Your task —
Copy every record below, exactly as written.

[Dataset excerpts]
* * * * * * *

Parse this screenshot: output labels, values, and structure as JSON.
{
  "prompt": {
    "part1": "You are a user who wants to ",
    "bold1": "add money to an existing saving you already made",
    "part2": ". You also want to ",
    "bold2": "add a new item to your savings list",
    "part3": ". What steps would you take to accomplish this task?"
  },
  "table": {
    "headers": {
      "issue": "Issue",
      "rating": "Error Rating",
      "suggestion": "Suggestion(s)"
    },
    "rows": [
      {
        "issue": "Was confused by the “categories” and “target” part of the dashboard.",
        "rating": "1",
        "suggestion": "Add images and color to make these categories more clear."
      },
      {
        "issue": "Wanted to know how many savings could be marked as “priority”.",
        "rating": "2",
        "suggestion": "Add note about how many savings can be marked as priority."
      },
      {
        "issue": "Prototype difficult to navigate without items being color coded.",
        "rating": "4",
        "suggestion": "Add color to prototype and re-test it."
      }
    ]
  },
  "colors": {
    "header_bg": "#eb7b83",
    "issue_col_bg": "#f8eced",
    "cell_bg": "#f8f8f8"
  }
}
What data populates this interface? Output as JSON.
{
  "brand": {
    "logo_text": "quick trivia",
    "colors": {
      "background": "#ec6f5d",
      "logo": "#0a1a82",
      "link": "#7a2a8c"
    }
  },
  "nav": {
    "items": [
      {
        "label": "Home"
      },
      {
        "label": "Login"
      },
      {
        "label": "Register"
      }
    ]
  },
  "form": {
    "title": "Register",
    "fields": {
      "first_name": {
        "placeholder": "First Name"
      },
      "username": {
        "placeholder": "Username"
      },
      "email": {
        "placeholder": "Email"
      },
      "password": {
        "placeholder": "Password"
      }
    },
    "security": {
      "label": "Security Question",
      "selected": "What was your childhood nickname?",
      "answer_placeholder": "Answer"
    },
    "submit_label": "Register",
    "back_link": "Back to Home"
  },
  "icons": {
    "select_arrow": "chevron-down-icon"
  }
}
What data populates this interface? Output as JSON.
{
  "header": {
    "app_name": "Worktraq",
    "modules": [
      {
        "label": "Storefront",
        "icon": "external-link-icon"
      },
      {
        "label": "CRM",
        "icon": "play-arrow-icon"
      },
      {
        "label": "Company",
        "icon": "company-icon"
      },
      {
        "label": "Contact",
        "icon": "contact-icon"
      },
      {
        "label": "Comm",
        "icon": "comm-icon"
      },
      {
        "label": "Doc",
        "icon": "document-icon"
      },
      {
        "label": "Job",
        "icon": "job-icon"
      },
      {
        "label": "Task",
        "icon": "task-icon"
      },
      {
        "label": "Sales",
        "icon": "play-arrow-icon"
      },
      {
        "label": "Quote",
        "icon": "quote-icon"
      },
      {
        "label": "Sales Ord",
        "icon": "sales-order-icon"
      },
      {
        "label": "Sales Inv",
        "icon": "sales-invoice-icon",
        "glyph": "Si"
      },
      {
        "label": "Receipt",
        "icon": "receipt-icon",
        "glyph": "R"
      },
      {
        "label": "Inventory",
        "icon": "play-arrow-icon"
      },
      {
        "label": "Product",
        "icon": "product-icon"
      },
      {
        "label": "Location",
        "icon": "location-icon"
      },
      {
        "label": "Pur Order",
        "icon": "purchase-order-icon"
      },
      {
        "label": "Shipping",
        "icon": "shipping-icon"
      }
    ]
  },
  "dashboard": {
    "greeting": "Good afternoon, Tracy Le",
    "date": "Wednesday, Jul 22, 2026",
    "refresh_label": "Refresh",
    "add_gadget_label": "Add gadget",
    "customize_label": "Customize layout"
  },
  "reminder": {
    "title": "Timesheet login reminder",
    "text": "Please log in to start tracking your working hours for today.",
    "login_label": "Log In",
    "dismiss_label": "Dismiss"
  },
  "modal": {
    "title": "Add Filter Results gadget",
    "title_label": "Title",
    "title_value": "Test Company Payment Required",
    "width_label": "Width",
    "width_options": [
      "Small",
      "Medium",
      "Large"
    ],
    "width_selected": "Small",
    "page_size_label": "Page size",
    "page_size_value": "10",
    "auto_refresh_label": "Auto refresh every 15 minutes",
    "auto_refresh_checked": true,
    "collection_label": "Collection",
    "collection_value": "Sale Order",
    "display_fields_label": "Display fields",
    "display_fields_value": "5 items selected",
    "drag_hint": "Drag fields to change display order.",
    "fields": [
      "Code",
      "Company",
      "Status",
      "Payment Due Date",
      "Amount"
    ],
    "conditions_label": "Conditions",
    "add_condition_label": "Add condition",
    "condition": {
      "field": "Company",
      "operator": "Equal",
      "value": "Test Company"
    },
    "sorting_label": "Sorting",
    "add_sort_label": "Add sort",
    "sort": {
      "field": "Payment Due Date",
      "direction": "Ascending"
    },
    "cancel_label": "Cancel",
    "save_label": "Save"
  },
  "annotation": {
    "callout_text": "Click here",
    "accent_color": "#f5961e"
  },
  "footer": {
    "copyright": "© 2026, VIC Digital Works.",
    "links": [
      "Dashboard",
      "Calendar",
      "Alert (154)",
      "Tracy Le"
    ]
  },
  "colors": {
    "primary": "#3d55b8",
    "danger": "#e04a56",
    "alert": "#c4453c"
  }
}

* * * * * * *

Expected answer —
Parse this screenshot: output labels, values, and structure as JSON.
{
  "prompt": {
    "part1": "You are a user who wants to ",
    "bold1": "add money to an existing saving you already made",
    "part2": ". You also want to ",
    "bold2": "add a new item to your savings list",
    "part3": ". What steps would you take to accomplish this task?"
  },
  "table": {
    "headers": {
      "issue": "Issue",
      "rating": "Error Rating",
      "suggestion": "Suggestion(s)"
    },
    "rows": [
      {
        "issue": "Was confused by the “categories” and “target” part of the dashboard.",
        "rating": "1",
        "suggestion": "Add images and color to make these categories more clear."
      },
      {
        "issue": "Wanted to know how many savings could be marked as “priority”.",
        "rating": "2",
        "suggestion": "Add note about how many savings can be marked as priority."
      },
      {
        "issue": "Prototype difficult to navigate without items being color coded.",
        "rating": "4",
        "suggestion": "Add color to prototype and re-test it."
      }
    ]
  },
  "colors": {
    "header_bg": "#eb7b83",
    "issue_col_bg": "#f8eced",
    "cell_bg": "#f8f8f8"
  }
}
What data populates this interface? Output as JSON.
{
  "brand": {
    "logo_text": "quick trivia",
    "colors": {
      "background": "#ec6f5d",
      "logo": "#0a1a82",
      "link": "#7a2a8c"
    }
  },
  "nav": {
    "items": [
      {
        "label": "Home"
      },
      {
        "label": "Login"
      },
      {
        "label": "Register"
      }
    ]
  },
  "form": {
    "title": "Register",
    "fields": {
      "first_name": {
        "placeholder": "First Name"
      },
      "username": {
        "placeholder": "Username"
      },
      "email": {
        "placeholder": "Email"
      },
      "password": {
        "placeholder": "Password"
      }
    },
    "security": {
      "label": "Security Question",
      "selected": "What was your childhood nickname?",
      "answer_placeholder": "Answer"
    },
    "submit_label": "Register",
    "back_link": "Back to Home"
  },
  "icons": {
    "select_arrow": "chevron-down-icon"
  }
}
What data populates this interface? Output as JSON.
{
  "header": {
    "app_name": "Worktraq",
    "modules": [
      {
        "label": "Storefront",
        "icon": "external-link-icon"
      },
      {
        "label": "CRM",
        "icon": "play-arrow-icon"
      },
      {
        "label": "Company",
        "icon": "company-icon"
      },
      {
        "label": "Contact",
        "icon": "contact-icon"
      },
      {
        "label": "Comm",
        "icon": "comm-icon"
      },
      {
        "label": "Doc",
        "icon": "document-icon"
      },
      {
        "label": "Job",
        "icon": "job-icon"
      },
      {
        "label": "Task",
        "icon": "task-icon"
      },
      {
        "label": "Sales",
        "icon": "play-arrow-icon"
      },
      {
        "label": "Quote",
        "icon": "quote-icon"
      },
      {
        "label": "Sales Ord",
        "icon": "sales-order-icon"
      },
      {
        "label": "Sales Inv",
        "icon": "sales-invoice-icon",
        "glyph": "Si"
      },
      {
        "label": "Receipt",
        "icon": "receipt-icon",
        "glyph": "R"
      },
      {
        "label": "Inventory",
        "icon": "play-arrow-icon"
      },
      {
        "label": "Product",
        "icon": "product-icon"
      },
      {
        "label": "Location",
        "icon": "location-icon"
      },
      {
        "label": "Pur Order",
        "icon": "purchase-order-icon"
      },
      {
        "label": "Shipping",
        "icon": "shipping-icon"
      }
    ]
  },
  "dashboard": {
    "greeting": "Good afternoon, Tracy Le",
    "date": "Wednesday, Jul 22, 2026",
    "refresh_label": "Refresh",
    "add_gadget_label": "Add gadget",
    "customize_label": "Customize layout"
  },
  "reminder": {
    "title": "Timesheet login reminder",
    "text": "Please log in to start tracking your working hours for today.",
    "login_label": "Log In",
    "dismiss_label": "Dismiss"
  },
  "modal": {
    "title": "Add Filter Results gadget",
    "title_label": "Title",
    "title_value": "Test Company Payment Required",
    "width_label": "Width",
    "width_options": [
      "Small",
      "Medium",
      "Large"
    ],
    "width_selected": "Small",
    "page_size_label": "Page size",
    "page_size_value": "10",
    "auto_refresh_label": "Auto refresh every 15 minutes",
    "auto_refresh_checked": true,
    "collection_label": "Collection",
    "collection_value": "Sale Order",
    "display_fields_label": "Display fields",
    "display_fields_value": "5 items selected",
    "drag_hint": "Drag fields to change display order.",
    "fields": [
      "Code",
      "Company",
      "Status",
      "Payment Due Date",
      "Amount"
    ],
    "conditions_label": "Conditions",
    "add_condition_label": "Add condition",
    "condition": {
      "field": "Company",
      "operator": "Equal",
      "value": "Test Company"
    },
    "sorting_label": "Sorting",
    "add_sort_label": "Add sort",
    "sort": {
      "field": "Payment Due Date",
      "direction": "Ascending"
    },
    "cancel_label": "Cancel",
    "save_label": "Save"
  },
  "annotation": {
    "callout_text": "Click here",
    "accent_color": "#f5961e"
  },
  "footer": {
    "copyright": "© 2026, VIC Digital Works.",
    "links": [
      "Dashboard",
      "Calendar",
      "Alert (154)",
      "Tracy Le"
    ]
  },
  "colors": {
    "primary": "#3d55b8",
    "danger": "#e04a56",
    "alert": "#c4453c"
  }
}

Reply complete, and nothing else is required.